Of the first men's race at the worlds, he said: “A really tough race for me. It was not always perfect but today it was really tough. Nice to start the championships this way.”
The victory completed Kriechmayr’s medal set, after he won silver in super-G and bronze in downhill at the worlds two years ago in Are, Sweden.
Baumann came closest to spoiling his day. Starting 20th, Baumann trailed Kriechmayr by more than six-tenths of a second early in his run but made up time at every split before finishing just seven-hundredths behind.
Baumann, who turned 35 last month, had a single podium in 69 career World Cup super-G starts — at Lake Louise in November 2010 — and had not been on any podium for six years.
Baumann is also Austrian but has been competing for the German ski federation since 2019, when he lost his place in the Austria team.
Winning silver, however, didn’t feel like payback against the Austrians.
“Not at all. I am just happy to be here and to compete against my old teammates. They are still friends and I feel happy for Vince, as well,” Baumann said. “I am just happy to be back.”
Baumann described his medal-winning run as “an incredible story. I started the super-G season with start No. 54 in Val d’Isère.”
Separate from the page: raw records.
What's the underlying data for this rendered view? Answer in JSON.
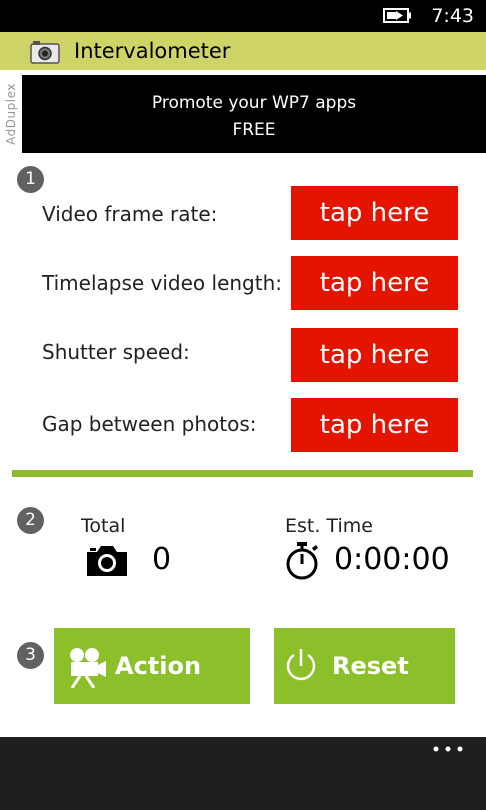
{
  "status_bar": {
    "time": "7:43",
    "battery_icon": "battery-charging-icon"
  },
  "header": {
    "title": "Intervalometer",
    "icon": "camera-icon"
  },
  "ad": {
    "side_label": "AdDuplex",
    "line1": "Promote your WP7 apps",
    "line2": "FREE"
  },
  "steps": [
    "1",
    "2",
    "3"
  ],
  "settings": [
    {
      "label": "Video frame rate:",
      "button": "tap here"
    },
    {
      "label": "Timelapse video length:",
      "button": "tap here"
    },
    {
      "label": "Shutter speed:",
      "button": "tap here"
    },
    {
      "label": "Gap between photos:",
      "button": "tap here"
    }
  ],
  "stats": {
    "total_label": "Total",
    "total_value": "0",
    "total_icon": "camera-icon",
    "time_label": "Est. Time",
    "time_value": "0:00:00",
    "time_icon": "stopwatch-icon"
  },
  "actions": {
    "action_label": "Action",
    "action_icon": "video-camera-icon",
    "reset_label": "Reset",
    "reset_icon": "power-icon"
  },
  "app_bar": {
    "more_icon": "ellipsis-icon"
  },
  "colors": {
    "accent_green": "#8cc02a",
    "button_red": "#e51400",
    "title_bar": "#cfd469"
  }
}
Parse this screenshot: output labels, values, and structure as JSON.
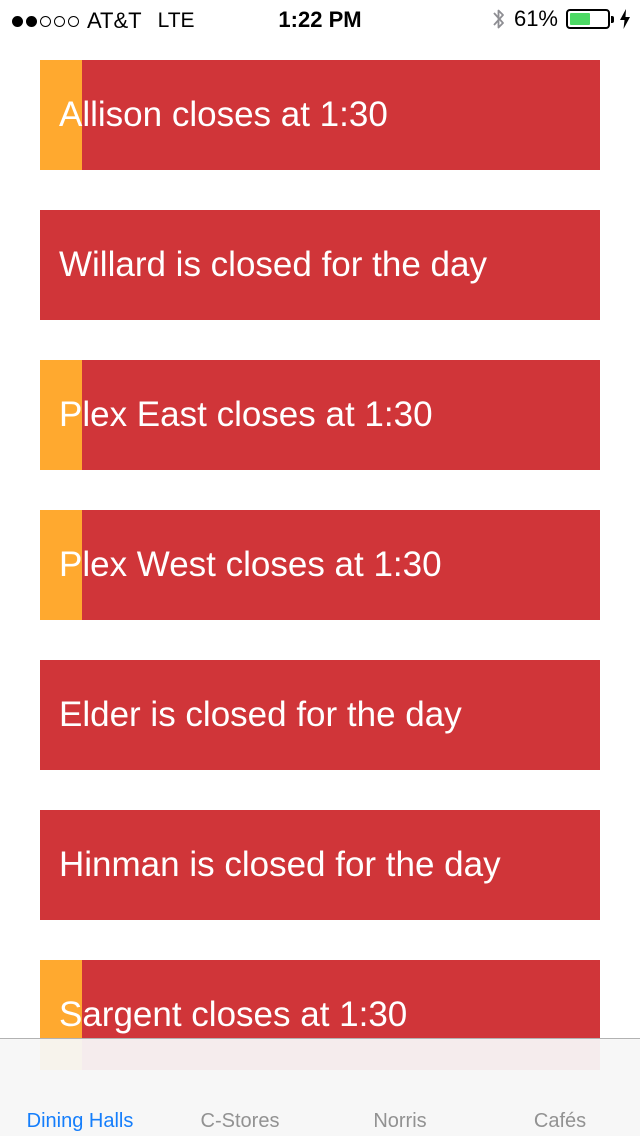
{
  "status_bar": {
    "signal_filled": 2,
    "signal_total": 5,
    "carrier": "AT&T",
    "network": "LTE",
    "time": "1:22 PM",
    "battery_percent_text": "61%",
    "battery_level": 0.61,
    "icons": [
      "signal-dots-icon",
      "bluetooth-icon",
      "battery-icon",
      "charging-bolt-icon"
    ]
  },
  "colors": {
    "card_background": "#d03539",
    "progress_fill": "#ffa92f",
    "tab_active": "#157efb",
    "tab_inactive": "#929292",
    "battery_fill": "#4cd964"
  },
  "halls": [
    {
      "name": "Allison",
      "status": "Allison closes at 1:30",
      "progress": 0.075
    },
    {
      "name": "Willard",
      "status": "Willard is closed for the day",
      "progress": 0
    },
    {
      "name": "Plex East",
      "status": "Plex East closes at 1:30",
      "progress": 0.075
    },
    {
      "name": "Plex West",
      "status": "Plex West closes at 1:30",
      "progress": 0.075
    },
    {
      "name": "Elder",
      "status": "Elder is closed for the day",
      "progress": 0
    },
    {
      "name": "Hinman",
      "status": "Hinman is closed for the day",
      "progress": 0
    },
    {
      "name": "Sargent",
      "status": "Sargent closes at 1:30",
      "progress": 0.075
    }
  ],
  "tabs": [
    {
      "label": "Dining Halls",
      "active": true
    },
    {
      "label": "C-Stores",
      "active": false
    },
    {
      "label": "Norris",
      "active": false
    },
    {
      "label": "Cafés",
      "active": false
    }
  ]
}
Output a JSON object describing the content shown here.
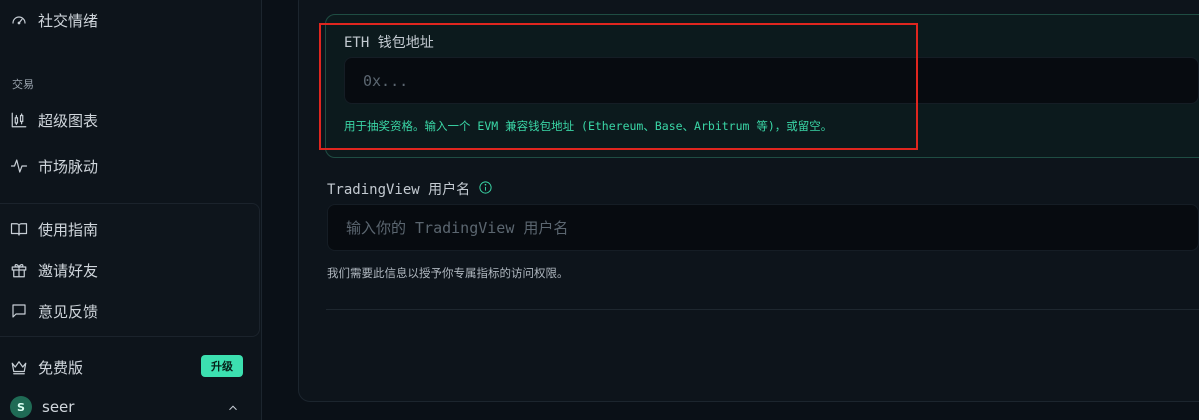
{
  "sidebar": {
    "top_item": {
      "label": "社交情绪",
      "icon": "gauge-icon"
    },
    "section_trade": "交易",
    "trade_items": [
      {
        "label": "超级图表",
        "icon": "candlestick-chart-icon"
      },
      {
        "label": "市场脉动",
        "icon": "pulse-icon"
      }
    ],
    "help_items": [
      {
        "label": "使用指南",
        "icon": "book-icon"
      },
      {
        "label": "邀请好友",
        "icon": "gift-icon"
      },
      {
        "label": "意见反馈",
        "icon": "message-icon"
      }
    ],
    "plan": {
      "label": "免费版",
      "icon": "crown-icon",
      "upgrade_label": "升级"
    },
    "user": {
      "initial": "S",
      "name": "seer",
      "avatar_color": "#1f6b55"
    }
  },
  "form": {
    "eth": {
      "label": "ETH 钱包地址",
      "placeholder": "0x...",
      "hint": "用于抽奖资格。输入一个 EVM 兼容钱包地址 (Ethereum、Base、Arbitrum 等)，或留空。"
    },
    "tradingview": {
      "label": "TradingView 用户名",
      "placeholder": "输入你的 TradingView 用户名",
      "hint": "我们需要此信息以授予你专属指标的访问权限。"
    }
  },
  "colors": {
    "accent": "#3ce0b0",
    "highlight_box": "#e0261f",
    "background": "#0a1017"
  }
}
Baumann became the first skier to win medals at the worlds representing two different countries, after he took bronze in the combined event of the 2013 worlds in Austria.
Conditions were sunny but windy after all events on the opening three days were postponed because of bad weather.
"So far, so good," Seger said. "I mean it was a strange first couple of days dealing with weather but we knew it was supposed to get colder and it was looking like we'd get some good weather."
— With files from The Canadian Press